While President Donald J. Trump has taken action to address our national emergency at the border, Congressional Democrats still refuse to acknowledge a problem even exists—much less present any serious plan to address it.

They should listen to Mark Morgan, head of the U.S. Border Patrol under former President Obama.

The problem starts with glaring loopholes in America’s immigration laws, particularly those governing the asylum process. The intelligence shows that most asylum-seekers “are coming here for two reasons,” Morgan says. “Economic equality and family reunification. They are not fleeing persecution or violence, and the stats show that.”

But it gets worse. “The incentives to come here are overwhelming,” he says. “They’re willing to take this dangerous trek because they know: Grab a kid, set one foot on American soil, and you’re allowed . . . to remain here unchecked.”

No modern immigration system should function that way. “The crisis at our border is worsening, and DHS will do everything in its power to end it,” Secretary Nielsen says. “We will not stand idly by while Congress fails to act yet again, so all options are on the table.”

Immigration official: We are facing an unprecedented crisis.

A message on World Autism Awareness Day

“On World Autism Awareness Day, we honor the millions of Americans living with autism spectrum disorder (ASD), who, in spite of the challenges they may face, continue to make extraordinary contributions to their families, their communities, our Nation, and the world,” President Trump writes in his Proclamation this week. “We also express our sincere appreciation to the families, friends, medical professionals, and caregivers who help Americans with ASD pursue the American Dream.”

As a country, it’s crucial that we continue to support all Americans with ASD. The Trump Administration has secured funding for cutting-edge research while enhancing all available resources and treatments to help both those affected by ASD and their families, communities, and caregivers.

“Today, we celebrate the tremendous accomplishments of Americans with ASD and reaffirm our commitment to work together to ensure that every member of our society is afforded equal opportunities to reach their full potential.”

Read President Trump’s Proclamation for Autism Awareness Day.

Video of the day: First Lady takes ‘Be Best’ to Florida

First Lady Melania Trump visits with students at West Gate Elementary School. 
Last week, First Lady Melania Trump took time to visit with students at West Gate Elementary School in Palm Beach, Florida.
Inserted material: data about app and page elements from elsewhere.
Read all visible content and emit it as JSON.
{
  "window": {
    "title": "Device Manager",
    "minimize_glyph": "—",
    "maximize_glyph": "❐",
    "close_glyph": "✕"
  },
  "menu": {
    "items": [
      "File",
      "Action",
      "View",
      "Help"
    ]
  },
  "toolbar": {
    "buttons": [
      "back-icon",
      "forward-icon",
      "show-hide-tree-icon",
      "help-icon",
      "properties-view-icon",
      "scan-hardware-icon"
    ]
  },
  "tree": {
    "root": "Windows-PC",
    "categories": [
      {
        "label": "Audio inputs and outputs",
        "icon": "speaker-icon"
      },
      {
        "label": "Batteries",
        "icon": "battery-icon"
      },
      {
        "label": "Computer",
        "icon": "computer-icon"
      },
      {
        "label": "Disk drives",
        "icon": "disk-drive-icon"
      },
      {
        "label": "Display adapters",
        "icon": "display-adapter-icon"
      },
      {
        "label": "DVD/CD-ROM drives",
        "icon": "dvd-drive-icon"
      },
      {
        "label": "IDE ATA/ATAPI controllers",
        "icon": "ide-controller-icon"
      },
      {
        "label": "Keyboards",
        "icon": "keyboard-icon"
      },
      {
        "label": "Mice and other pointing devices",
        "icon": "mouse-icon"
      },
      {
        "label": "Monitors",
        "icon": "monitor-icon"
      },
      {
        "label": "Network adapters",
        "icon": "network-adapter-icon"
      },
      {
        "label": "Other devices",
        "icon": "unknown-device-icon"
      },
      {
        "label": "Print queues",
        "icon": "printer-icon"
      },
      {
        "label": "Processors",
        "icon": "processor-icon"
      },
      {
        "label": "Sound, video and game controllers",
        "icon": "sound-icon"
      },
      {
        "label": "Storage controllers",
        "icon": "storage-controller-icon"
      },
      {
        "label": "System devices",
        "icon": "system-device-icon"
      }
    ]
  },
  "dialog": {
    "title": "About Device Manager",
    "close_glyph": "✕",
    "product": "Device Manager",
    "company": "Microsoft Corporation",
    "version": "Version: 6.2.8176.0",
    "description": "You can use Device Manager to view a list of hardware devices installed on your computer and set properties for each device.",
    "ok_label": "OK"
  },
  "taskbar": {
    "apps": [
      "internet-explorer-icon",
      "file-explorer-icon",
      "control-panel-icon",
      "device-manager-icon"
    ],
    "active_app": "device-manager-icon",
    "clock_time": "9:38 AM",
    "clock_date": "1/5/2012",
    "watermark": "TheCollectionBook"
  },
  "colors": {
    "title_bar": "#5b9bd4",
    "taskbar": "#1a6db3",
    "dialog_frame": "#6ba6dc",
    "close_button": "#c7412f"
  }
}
Dovetailing with the First Lady’s Be Best initiative, the school offers a unique program specifically designed to eliminate bullying in the classroom.

The First Lady has placed a heavy emphasis on the well-being of children, and she continually highlights programs that live up to this calling. West Gate Elementary School commits itself to removing bullying from the learning environment by setting aside time for biweekly meetings between teachers and students. The goal of their program is to develop strong emotional intelligence through peer-to-peer interactions.
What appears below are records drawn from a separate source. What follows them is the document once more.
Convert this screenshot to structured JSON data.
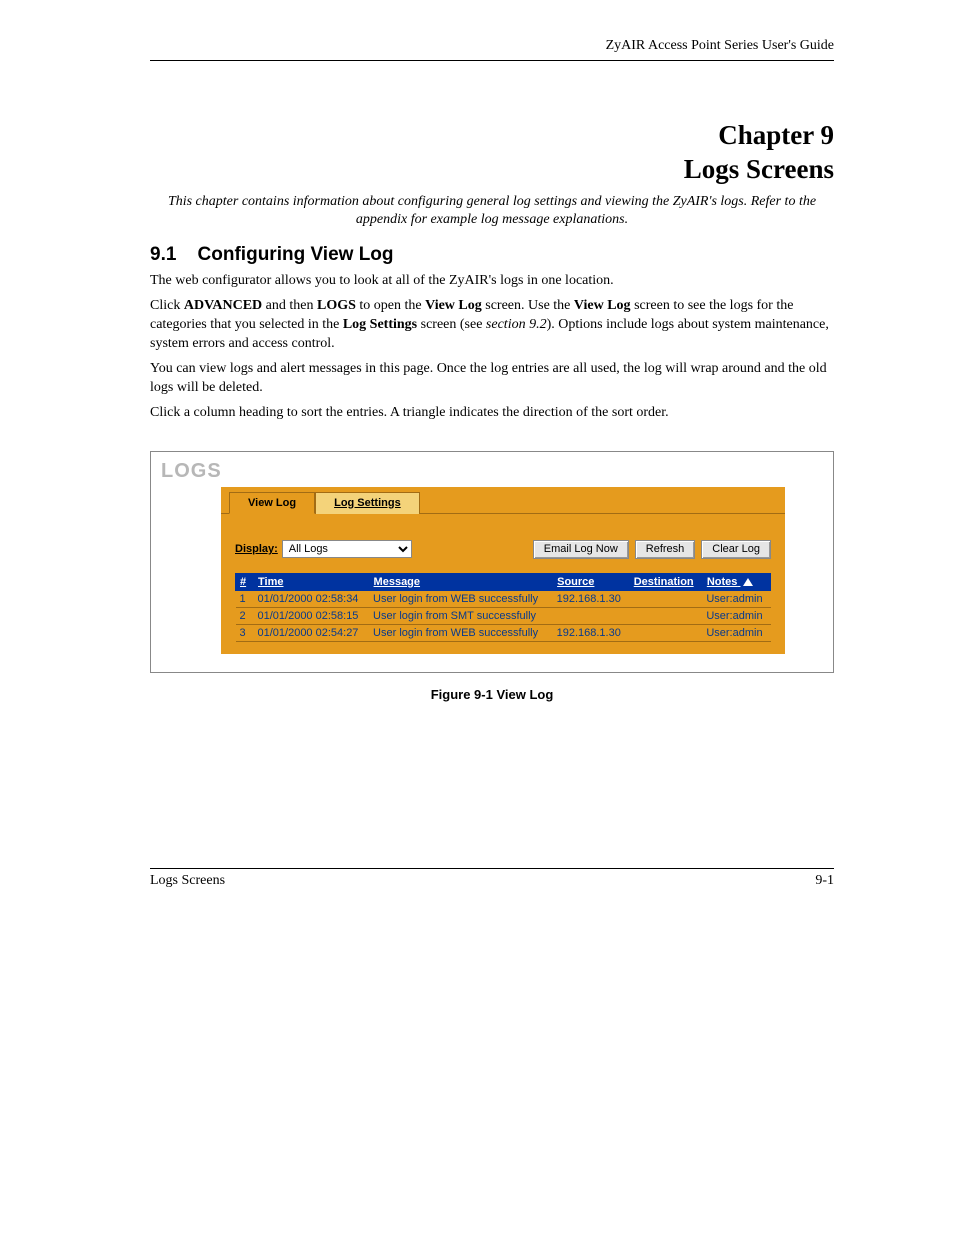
{
  "header": {
    "running": "ZyAIR Access Point Series User's Guide"
  },
  "chapter": {
    "line1": "Chapter 9",
    "line2": "Logs Screens",
    "intro": "This chapter contains information about configuring general log settings and viewing the ZyAIR's logs. Refer to the appendix for example log message explanations."
  },
  "section": {
    "number": "9.1",
    "title": "Configuring View Log",
    "p1": "The web configurator allows you to look at all of the ZyAIR's logs in one location.",
    "p2_a": "Click ",
    "p2_b": "ADVANCED",
    "p2_c": " and then ",
    "p2_d": "LOGS",
    "p2_e": " to open the ",
    "p2_f": "View Log",
    "p2_g": " screen. Use the ",
    "p2_h": "View Log",
    "p2_i": " screen to see the logs for the categories that you selected in the ",
    "p2_j": "Log Settings",
    "p2_k": " screen (see ",
    "p2_l": "section 9.2",
    "p2_m": "). Options include logs about system maintenance, system errors and access control.",
    "p3": "You can view logs and alert messages in this page. Once the log entries are all used, the log will wrap around and the old logs will be deleted.",
    "p4": "Click a column heading to sort the entries. A triangle indicates the direction of the sort order."
  },
  "screenshot": {
    "title": "LOGS",
    "tabs": {
      "active": "View Log",
      "inactive": "Log Settings"
    },
    "controls": {
      "display_label": "Display:",
      "display_value": "All Logs",
      "email_btn": "Email Log Now",
      "refresh_btn": "Refresh",
      "clear_btn": "Clear Log"
    },
    "columns": {
      "num": "#",
      "time": "Time",
      "message": "Message",
      "source": "Source",
      "destination": "Destination",
      "notes": "Notes"
    },
    "rows": [
      {
        "n": "1",
        "time": "01/01/2000 02:58:34",
        "message": "User login from WEB successfully",
        "source": "192.168.1.30",
        "dest": "",
        "notes": "User:admin"
      },
      {
        "n": "2",
        "time": "01/01/2000 02:58:15",
        "message": "User login from SMT successfully",
        "source": "",
        "dest": "",
        "notes": "User:admin"
      },
      {
        "n": "3",
        "time": "01/01/2000 02:54:27",
        "message": "User login from WEB successfully",
        "source": "192.168.1.30",
        "dest": "",
        "notes": "User:admin"
      }
    ]
  },
  "figure_caption": "Figure 9-1 View Log",
  "footer": {
    "left": "Logs Screens",
    "right": "9-1"
  }
}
“I believe it is important for schools to focus on the overall well-being of our youngest citizens, which will help them develop in their earliest years so that they can reach their full potential as our next generation,” the First Lady said.
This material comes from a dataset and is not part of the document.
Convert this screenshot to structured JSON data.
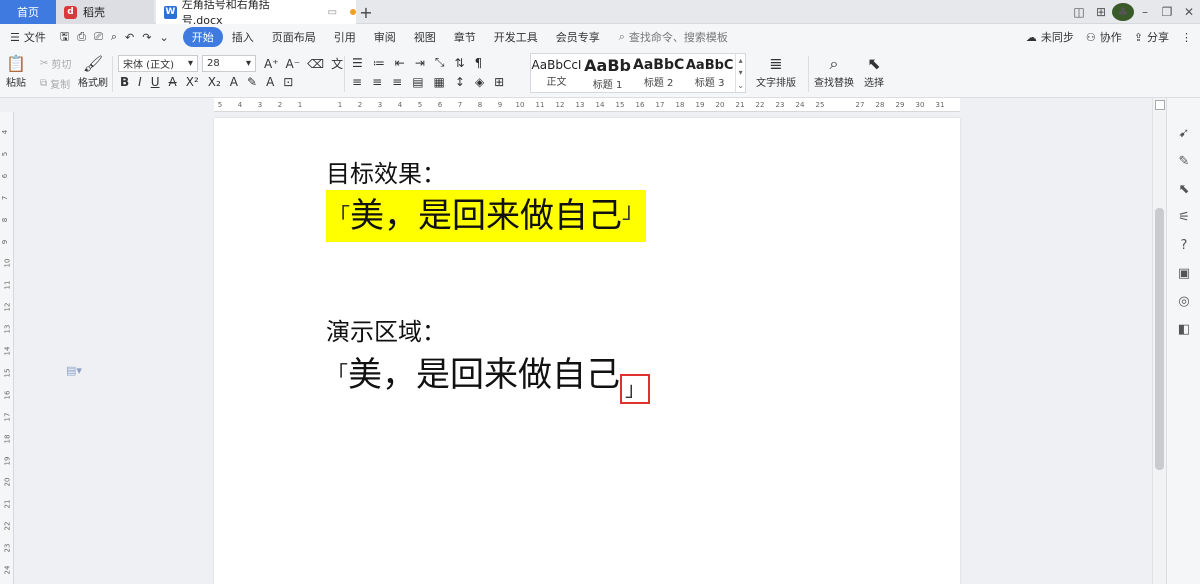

More on the First Lady’s visit to West Gate Elementary School